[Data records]
|---|
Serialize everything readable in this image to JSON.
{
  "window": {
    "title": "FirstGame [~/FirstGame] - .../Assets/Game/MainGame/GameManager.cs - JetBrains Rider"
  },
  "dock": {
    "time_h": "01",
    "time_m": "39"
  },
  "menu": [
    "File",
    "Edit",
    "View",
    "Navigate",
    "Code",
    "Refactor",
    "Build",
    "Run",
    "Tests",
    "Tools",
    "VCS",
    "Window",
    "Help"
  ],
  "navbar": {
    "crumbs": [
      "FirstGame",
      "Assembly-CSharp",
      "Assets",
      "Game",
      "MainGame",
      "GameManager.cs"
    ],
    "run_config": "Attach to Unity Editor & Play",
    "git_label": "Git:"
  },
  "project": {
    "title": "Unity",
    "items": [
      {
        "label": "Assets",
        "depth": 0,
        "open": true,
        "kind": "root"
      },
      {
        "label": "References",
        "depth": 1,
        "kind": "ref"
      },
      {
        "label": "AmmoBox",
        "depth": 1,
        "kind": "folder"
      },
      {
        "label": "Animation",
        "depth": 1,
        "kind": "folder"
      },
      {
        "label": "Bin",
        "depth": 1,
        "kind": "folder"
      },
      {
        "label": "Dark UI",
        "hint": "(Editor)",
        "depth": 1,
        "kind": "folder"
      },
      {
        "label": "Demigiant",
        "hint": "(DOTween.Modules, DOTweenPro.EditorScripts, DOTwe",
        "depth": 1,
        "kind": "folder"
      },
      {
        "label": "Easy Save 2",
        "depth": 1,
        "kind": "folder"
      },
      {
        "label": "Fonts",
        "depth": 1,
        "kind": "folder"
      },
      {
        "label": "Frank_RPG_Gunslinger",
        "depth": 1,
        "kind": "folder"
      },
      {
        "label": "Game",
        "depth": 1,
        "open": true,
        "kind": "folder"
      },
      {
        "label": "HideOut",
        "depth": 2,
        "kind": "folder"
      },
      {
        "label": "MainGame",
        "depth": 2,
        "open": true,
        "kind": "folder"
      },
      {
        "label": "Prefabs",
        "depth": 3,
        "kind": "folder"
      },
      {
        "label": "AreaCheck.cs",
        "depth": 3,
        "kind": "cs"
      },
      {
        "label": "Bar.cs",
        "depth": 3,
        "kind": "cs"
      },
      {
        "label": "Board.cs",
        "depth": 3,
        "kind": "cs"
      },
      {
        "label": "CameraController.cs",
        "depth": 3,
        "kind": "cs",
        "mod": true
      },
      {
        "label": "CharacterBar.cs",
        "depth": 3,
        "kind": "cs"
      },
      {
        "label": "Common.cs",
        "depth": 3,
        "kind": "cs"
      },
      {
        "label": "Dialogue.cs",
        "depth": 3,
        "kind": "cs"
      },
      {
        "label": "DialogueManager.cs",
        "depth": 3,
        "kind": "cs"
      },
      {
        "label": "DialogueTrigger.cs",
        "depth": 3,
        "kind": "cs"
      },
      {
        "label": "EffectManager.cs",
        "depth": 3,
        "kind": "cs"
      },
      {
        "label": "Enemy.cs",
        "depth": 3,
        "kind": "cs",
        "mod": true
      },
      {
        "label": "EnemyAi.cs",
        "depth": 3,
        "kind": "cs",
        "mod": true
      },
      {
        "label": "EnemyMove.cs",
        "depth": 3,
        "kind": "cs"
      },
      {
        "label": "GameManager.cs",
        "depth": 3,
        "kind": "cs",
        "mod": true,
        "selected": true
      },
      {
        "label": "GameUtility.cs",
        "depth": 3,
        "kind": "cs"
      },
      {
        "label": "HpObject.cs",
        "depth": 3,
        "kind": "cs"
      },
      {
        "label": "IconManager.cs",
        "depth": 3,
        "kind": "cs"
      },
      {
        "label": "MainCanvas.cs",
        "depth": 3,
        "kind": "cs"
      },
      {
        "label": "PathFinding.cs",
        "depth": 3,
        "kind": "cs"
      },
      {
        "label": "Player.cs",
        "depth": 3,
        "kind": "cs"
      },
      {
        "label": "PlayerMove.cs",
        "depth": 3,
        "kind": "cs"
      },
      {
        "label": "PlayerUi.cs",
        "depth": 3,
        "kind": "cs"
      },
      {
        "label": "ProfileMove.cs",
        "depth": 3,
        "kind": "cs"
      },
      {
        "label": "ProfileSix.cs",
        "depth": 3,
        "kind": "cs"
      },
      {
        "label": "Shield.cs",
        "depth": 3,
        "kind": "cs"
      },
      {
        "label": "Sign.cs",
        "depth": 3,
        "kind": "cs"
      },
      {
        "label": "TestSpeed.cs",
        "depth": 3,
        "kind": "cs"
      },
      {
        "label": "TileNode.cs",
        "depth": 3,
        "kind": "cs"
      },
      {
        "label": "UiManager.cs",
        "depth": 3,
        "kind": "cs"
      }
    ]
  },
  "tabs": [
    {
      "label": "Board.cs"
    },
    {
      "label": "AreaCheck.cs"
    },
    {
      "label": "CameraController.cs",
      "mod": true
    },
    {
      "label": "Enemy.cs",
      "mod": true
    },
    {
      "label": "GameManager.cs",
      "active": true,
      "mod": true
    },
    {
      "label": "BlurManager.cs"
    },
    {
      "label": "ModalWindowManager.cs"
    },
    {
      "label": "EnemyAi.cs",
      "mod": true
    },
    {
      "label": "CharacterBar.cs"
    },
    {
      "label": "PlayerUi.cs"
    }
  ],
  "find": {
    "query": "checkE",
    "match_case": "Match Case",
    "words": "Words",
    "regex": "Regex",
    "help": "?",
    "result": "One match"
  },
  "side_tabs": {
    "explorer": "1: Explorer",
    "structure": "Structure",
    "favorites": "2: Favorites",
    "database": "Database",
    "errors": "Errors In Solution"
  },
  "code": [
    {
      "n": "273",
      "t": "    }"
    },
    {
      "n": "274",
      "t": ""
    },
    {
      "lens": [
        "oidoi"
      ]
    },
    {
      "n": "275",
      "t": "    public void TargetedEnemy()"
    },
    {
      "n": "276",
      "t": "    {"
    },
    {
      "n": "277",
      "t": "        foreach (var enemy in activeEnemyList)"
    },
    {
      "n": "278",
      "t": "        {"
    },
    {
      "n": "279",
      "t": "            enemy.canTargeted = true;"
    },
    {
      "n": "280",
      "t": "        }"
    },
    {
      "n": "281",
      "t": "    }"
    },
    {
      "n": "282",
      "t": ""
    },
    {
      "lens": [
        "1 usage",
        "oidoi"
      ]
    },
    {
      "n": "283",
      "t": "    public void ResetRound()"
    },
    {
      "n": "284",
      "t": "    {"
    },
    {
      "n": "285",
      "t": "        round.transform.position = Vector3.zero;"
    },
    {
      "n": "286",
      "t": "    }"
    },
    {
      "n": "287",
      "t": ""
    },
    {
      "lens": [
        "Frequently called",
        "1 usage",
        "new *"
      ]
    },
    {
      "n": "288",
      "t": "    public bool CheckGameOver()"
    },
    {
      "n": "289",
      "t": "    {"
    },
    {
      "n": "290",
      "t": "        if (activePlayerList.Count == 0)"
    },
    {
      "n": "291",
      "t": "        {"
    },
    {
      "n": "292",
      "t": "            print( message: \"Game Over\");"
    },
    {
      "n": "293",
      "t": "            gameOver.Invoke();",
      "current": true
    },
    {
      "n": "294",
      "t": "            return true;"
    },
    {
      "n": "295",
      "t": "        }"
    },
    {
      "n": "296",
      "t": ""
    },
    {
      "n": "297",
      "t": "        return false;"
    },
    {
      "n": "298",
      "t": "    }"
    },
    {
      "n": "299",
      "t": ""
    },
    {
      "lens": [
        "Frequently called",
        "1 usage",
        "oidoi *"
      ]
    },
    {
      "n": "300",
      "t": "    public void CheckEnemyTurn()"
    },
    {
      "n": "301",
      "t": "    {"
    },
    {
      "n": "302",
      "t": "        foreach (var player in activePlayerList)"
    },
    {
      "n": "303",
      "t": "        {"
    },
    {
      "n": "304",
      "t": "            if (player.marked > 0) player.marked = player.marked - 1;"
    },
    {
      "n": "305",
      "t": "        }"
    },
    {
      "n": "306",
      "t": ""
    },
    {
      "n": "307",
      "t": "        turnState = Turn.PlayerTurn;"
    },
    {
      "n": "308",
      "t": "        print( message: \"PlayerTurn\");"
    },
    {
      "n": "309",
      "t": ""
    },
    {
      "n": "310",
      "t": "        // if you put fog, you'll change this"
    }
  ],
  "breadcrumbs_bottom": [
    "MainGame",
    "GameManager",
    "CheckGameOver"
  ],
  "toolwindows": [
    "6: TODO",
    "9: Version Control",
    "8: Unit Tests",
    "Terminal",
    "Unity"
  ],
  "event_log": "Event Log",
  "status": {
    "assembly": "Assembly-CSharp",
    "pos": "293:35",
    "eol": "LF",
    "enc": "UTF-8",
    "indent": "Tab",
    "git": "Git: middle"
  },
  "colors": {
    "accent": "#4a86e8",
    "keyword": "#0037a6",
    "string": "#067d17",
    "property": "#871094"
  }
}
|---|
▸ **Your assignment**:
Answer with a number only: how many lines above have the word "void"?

▸ **Answer to the problem**:
3